Honeywell Prepares to Tap Latin Business Aviation Growth

 - August 10, 2013, 9:00 AM
Honeywell PlaneView cockpit.

Business aviation’s hopes for the famous BRIC countries (Brazil, Russia, India and China) were somewhat dented last year by mixed economic fortunes across the board, but they continue to be the focus of long-term optimism. In Honeywell Aerospace’s next edition of its annual Global Business Aviation Forecast, to be published at the NBAA show in October, the industry giant is still expected to be among the optimists and appears set to confirm a continuation of growth in the Latin American market.

The avionics, engines and cabin systems group’s last forecast in October 2012 indicated that 39 percent of Latin American operators had plans to buy new jets in the next five years (a seven-point increase on 2011). Honeywell’s forecasters predicted that almost 70 percent of the region’s planned purchases would be made in the following three years (that is, by the end of 2015). It projected that 688 new aircraft would be purchased by Latin American operators over the five-year period.

In the 2012 forecast, Honeywell’s analysts expected Latin America to account for 18 percent of worldwide demand for business aviation over the following five years. That’s exactly equivalent to the far more mature European marketplace, and also more than the Asia Pacific region (7 percent) and the Middle East and Africa (5 percent) collectively.

According to Mike Rowley, Honeywell Aerospace’s sales vice president for business and general aviation, the company’s diverse position supplying equipment to current production business jets leaves it well placed to capitalize on the anticipated upsurge in orders. Of the aircraft makers exhibiting here at the LABACE show, Honeywell (Stand 1004) has supplied systems to Airbus Corporate Jets, Boeing Business Jets, Bombardier, Cessna, Dassault, Embraer, Gulfstream, Beechcraft and Pilatus.

Honeywell’s connection with Brazilian manufacturer Embraer is especially strong, as typified by the fact that its new Legacy 450 and 500 jets are powered by the 6,540-pound-thrust HTF 7500E engines. The company’s Ovation Select cabin management system is standard equipment on all of Embraer’s current jets. Its Primus Epic and PlaneView avionics suites have had a significant impact on many business aircraft cockpits.

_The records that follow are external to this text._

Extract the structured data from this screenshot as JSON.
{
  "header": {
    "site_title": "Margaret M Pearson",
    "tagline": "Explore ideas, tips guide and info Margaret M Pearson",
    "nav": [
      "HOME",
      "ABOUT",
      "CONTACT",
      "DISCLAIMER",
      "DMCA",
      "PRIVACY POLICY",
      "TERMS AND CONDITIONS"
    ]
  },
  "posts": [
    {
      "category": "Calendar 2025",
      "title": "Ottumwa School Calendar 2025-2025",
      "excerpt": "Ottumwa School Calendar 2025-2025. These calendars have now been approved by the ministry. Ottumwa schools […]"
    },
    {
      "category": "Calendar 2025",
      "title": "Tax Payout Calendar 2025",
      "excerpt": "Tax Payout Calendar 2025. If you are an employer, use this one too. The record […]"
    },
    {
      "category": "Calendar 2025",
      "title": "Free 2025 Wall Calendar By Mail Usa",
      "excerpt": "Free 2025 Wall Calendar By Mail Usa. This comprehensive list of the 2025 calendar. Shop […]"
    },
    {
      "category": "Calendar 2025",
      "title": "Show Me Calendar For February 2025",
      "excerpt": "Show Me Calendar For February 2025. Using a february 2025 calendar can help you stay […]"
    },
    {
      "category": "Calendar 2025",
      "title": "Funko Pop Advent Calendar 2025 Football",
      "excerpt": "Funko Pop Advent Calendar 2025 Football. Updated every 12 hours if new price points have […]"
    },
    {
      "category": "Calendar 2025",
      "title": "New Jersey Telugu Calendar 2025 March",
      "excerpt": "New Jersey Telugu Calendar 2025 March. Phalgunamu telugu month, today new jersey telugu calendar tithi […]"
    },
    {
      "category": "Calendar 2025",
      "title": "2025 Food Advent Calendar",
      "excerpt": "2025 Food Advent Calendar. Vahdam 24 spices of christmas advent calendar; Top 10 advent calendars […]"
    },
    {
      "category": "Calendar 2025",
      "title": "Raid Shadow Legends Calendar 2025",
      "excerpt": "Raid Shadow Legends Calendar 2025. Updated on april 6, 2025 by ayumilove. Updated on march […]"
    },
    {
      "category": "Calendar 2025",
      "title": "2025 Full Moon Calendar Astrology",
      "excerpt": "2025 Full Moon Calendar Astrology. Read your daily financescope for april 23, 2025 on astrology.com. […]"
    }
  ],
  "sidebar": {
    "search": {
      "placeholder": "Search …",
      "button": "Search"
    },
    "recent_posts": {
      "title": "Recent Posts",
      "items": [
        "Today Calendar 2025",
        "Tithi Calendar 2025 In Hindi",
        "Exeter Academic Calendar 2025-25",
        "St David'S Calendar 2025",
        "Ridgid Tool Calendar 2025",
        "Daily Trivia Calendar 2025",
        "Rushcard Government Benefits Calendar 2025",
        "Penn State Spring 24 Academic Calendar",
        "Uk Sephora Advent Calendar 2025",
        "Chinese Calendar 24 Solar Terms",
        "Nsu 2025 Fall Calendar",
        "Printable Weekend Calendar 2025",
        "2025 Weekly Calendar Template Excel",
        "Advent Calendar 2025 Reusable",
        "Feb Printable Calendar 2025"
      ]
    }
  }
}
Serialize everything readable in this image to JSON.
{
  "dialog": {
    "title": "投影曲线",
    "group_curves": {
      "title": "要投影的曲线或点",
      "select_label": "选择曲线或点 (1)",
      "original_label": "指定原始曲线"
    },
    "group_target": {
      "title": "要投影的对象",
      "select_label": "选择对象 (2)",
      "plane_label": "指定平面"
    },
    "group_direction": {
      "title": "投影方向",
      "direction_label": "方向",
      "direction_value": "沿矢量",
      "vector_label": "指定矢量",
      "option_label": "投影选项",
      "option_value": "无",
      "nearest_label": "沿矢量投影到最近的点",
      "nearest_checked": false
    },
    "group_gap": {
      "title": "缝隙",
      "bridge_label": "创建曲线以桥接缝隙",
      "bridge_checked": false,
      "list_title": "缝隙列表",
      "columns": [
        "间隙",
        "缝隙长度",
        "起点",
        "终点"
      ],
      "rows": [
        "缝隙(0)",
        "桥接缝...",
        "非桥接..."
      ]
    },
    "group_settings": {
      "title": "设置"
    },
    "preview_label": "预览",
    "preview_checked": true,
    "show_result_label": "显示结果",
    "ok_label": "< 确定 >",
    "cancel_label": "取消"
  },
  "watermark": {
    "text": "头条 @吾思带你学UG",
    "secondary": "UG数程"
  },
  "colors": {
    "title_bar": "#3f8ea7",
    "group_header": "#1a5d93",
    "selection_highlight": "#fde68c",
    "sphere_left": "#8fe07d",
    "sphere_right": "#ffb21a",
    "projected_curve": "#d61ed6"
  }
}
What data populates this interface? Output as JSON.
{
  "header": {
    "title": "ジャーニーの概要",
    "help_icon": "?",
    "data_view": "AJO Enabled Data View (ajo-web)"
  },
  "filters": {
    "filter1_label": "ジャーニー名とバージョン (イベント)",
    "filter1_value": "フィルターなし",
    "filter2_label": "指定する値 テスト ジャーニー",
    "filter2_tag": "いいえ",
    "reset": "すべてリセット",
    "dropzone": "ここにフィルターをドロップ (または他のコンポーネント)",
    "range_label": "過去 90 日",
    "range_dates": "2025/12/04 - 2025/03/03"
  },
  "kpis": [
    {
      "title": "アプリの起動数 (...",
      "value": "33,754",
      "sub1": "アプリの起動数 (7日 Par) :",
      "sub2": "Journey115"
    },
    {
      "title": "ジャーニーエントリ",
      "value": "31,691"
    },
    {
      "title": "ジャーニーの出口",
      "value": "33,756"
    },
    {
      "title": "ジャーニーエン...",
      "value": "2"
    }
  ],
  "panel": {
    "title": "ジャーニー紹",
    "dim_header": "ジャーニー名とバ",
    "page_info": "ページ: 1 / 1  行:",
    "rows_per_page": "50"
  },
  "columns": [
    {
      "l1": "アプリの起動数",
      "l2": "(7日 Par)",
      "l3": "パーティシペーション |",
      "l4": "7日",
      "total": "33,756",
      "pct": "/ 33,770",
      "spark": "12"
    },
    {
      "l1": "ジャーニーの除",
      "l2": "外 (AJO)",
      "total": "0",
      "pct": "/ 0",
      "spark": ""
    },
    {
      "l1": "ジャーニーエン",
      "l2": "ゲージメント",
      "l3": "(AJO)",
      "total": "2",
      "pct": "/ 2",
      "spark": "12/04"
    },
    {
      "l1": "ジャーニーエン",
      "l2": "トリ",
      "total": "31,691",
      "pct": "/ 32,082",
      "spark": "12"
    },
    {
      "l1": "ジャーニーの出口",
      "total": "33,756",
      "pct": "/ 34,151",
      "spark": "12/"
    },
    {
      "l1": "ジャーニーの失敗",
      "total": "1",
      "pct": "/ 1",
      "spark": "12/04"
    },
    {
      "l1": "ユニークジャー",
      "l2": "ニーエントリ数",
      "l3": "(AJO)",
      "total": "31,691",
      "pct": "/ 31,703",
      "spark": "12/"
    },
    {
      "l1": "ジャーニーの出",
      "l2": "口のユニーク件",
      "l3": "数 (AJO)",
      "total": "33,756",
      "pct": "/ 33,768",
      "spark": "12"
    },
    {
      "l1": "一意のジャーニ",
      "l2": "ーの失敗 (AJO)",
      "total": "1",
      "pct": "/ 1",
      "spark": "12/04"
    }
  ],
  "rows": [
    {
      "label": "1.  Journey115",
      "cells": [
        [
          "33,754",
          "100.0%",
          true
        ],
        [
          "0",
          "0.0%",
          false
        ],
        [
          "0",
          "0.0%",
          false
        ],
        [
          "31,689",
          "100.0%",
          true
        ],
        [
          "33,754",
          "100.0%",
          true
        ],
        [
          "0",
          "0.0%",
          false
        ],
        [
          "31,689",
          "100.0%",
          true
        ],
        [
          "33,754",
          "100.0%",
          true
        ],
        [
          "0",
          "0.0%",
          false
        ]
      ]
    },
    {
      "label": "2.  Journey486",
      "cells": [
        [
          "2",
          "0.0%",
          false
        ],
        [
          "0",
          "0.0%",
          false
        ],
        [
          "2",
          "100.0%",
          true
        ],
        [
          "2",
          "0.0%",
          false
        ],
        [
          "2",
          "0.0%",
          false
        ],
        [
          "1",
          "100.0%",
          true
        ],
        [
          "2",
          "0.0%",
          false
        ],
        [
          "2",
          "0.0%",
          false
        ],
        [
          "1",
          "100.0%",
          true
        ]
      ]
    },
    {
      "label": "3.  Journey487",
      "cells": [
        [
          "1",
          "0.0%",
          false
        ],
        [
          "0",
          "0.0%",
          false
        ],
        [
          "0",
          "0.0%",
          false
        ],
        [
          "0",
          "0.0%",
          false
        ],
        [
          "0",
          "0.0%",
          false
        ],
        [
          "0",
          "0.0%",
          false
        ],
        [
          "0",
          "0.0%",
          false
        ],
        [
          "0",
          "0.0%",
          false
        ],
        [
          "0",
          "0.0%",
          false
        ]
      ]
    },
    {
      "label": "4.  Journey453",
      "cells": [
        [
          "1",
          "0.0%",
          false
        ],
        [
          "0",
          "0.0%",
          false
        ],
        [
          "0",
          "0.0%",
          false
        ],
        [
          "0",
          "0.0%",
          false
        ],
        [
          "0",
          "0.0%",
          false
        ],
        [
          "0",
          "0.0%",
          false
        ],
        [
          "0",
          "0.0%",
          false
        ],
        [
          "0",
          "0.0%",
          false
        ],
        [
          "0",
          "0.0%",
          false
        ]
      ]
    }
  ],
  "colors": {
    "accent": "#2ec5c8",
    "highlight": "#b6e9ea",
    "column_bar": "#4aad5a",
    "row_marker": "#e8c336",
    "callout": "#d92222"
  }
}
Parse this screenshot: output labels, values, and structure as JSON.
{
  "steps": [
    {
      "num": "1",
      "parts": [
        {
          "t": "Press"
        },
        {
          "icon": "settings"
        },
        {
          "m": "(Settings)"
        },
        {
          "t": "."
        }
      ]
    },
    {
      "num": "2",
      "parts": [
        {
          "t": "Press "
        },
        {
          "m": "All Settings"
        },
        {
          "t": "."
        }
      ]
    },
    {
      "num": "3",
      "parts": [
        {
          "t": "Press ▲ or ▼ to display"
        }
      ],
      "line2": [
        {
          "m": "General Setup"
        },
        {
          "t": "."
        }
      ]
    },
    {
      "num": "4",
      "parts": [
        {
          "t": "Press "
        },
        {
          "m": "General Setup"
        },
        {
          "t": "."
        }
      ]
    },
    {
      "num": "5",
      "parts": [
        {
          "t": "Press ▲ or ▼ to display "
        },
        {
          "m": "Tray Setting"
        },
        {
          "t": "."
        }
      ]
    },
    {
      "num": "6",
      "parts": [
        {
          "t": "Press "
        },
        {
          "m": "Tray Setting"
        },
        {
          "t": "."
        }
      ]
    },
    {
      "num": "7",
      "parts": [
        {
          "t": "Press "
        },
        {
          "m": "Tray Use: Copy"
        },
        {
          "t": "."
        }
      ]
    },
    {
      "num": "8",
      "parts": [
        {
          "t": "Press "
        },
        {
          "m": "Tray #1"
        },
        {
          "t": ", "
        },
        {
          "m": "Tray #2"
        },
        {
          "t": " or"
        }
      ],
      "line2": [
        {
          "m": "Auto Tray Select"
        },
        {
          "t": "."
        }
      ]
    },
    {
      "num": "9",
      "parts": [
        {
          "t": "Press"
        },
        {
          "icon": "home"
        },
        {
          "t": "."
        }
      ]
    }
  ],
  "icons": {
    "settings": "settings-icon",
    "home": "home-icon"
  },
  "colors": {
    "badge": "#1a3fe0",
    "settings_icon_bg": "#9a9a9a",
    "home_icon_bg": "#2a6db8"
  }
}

Honeywell’s aerospace division has around 50 employees in Brazil and the majority of these are based at Embraer’s San Jose dos Campos headquarters. The company is set to appoint a second business and general aviation sales manager to support aftermarket efforts in Latin America, having earlier added a regional sales representative for its Bendix King products. The group’s management presence in the region last month was further bolstered with the appointment of Benjamin Driggs as the new president of Honeywell Brazil; he will be based in São Paulo.

According to Rowley, system upgrades are another key part of Honeywell’s aftermarket ambitions in Latin America. The company estimates that there already are some 2,800 turbine-powered business aircraft in the region, and as many as 300 currently have various avionics systems supplied by Honeywell and legacy companies, such as Bendix King and Sperry, that operators might see a case for modernizing.

Another upgrade opportunity is presented by the popular Cessna Caravan utility aircraft, which can be re-engined with a Honeywell 1,100-hp TPE331-12JR turboprop. This powerplant promises some 30 percent more power, while reducing fuel burn by around four gallons per hour and operating costs by as much as $40 per flight hour.

Honeywell sales and support in Latin America is currently provided through a network of authorized dealers, most of which are affiliated with its customers (that is, the aircraft manufacturers) plus some independent facilities. Rowley told AIN that the next step in the development of customer support for the region will likely see Embraer fulfilling its declared ambition to establish a factory-owned engine service center at its existing facility at Gavião Peixoto in Brazil.

Across Latin America, Rowley indicated that business aviation demand fluctuates considerably with pockets of market growth focused in locations such as Mexico City (where Honeywell has a sales representative) and the Argentinean capital Buenos Aires. In recent years, there has been a surge in demand for helicopters centered around Rio de Janeiro, with much of this driven by Brazil’s boom in offshore oil and gas exploration.